Task description: A complete answer lists every line of the entries below where the string "Data" appears.

+ + + + + + +

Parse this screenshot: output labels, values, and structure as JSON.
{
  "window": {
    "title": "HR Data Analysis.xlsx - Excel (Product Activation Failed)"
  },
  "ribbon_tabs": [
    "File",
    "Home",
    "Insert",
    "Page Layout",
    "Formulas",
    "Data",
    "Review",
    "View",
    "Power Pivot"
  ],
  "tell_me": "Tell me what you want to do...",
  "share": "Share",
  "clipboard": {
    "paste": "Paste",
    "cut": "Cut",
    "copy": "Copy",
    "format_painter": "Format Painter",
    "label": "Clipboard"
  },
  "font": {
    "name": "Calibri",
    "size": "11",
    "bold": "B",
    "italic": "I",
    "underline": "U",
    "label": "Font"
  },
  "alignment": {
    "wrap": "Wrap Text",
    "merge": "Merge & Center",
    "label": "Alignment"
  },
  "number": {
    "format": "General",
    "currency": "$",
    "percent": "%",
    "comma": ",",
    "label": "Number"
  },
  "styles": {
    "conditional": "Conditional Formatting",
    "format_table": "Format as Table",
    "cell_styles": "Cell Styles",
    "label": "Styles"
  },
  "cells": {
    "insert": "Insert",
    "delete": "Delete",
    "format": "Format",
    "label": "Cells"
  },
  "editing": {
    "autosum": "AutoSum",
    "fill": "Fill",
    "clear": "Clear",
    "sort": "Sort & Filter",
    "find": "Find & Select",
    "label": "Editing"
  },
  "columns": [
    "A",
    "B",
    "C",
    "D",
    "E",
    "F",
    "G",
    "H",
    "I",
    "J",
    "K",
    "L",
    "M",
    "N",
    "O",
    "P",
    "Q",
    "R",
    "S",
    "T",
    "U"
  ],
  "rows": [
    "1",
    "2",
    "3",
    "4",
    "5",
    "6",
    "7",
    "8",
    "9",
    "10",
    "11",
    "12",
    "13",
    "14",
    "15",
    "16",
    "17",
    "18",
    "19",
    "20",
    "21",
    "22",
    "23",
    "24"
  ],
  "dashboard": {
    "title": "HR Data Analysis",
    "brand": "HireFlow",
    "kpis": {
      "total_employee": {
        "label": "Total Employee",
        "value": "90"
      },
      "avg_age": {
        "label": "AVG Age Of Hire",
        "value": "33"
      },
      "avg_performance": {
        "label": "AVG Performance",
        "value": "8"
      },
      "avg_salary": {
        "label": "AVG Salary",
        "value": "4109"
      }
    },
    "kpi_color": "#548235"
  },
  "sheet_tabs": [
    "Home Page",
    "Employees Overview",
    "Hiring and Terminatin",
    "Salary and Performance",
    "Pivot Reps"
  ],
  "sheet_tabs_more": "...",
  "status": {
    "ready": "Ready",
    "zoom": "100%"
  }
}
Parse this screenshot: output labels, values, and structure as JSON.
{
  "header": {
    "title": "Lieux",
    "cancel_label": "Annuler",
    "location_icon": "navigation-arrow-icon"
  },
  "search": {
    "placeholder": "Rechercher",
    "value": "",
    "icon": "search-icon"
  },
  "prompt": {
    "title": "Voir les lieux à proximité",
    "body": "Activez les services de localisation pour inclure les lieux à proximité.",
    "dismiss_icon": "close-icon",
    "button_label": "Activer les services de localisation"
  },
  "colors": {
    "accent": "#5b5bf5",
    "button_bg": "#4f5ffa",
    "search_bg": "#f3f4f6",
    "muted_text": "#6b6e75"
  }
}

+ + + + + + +

Task result:
    "title": "HR Data Analysis.xlsx - Excel (Product Activation Failed)"
    "Data",
    "title": "HR Data Analysis",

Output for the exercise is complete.